══ INFORMATION SHOWN
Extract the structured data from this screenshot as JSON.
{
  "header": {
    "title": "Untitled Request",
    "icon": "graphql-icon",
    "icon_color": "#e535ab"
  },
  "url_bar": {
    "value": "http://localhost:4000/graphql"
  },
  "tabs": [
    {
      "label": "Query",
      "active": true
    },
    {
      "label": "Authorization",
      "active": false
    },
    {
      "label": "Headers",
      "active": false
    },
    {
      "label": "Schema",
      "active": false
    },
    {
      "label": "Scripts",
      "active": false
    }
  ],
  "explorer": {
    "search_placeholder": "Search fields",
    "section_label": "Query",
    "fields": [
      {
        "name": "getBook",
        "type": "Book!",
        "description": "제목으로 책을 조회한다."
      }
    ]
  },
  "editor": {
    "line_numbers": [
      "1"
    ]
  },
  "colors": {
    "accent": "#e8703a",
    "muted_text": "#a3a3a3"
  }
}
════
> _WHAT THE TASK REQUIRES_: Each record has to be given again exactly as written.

> _RESULT OF THE TASK_:
Extract the structured data from this screenshot as JSON.
{
  "header": {
    "title": "Untitled Request",
    "icon": "graphql-icon",
    "icon_color": "#e535ab"
  },
  "url_bar": {
    "value": "http://localhost:4000/graphql"
  },
  "tabs": [
    {
      "label": "Query",
      "active": true
    },
    {
      "label": "Authorization",
      "active": false
    },
    {
      "label": "Headers",
      "active": false
    },
    {
      "label": "Schema",
      "active": false
    },
    {
      "label": "Scripts",
      "active": false
    }
  ],
  "explorer": {
    "search_placeholder": "Search fields",
    "section_label": "Query",
    "fields": [
      {
        "name": "getBook",
        "type": "Book!",
        "description": "제목으로 책을 조회한다."
      }
    ]
  },
  "editor": {
    "line_numbers": [
      "1"
    ]
  },
  "colors": {
    "accent": "#e8703a",
    "muted_text": "#a3a3a3"
  }
}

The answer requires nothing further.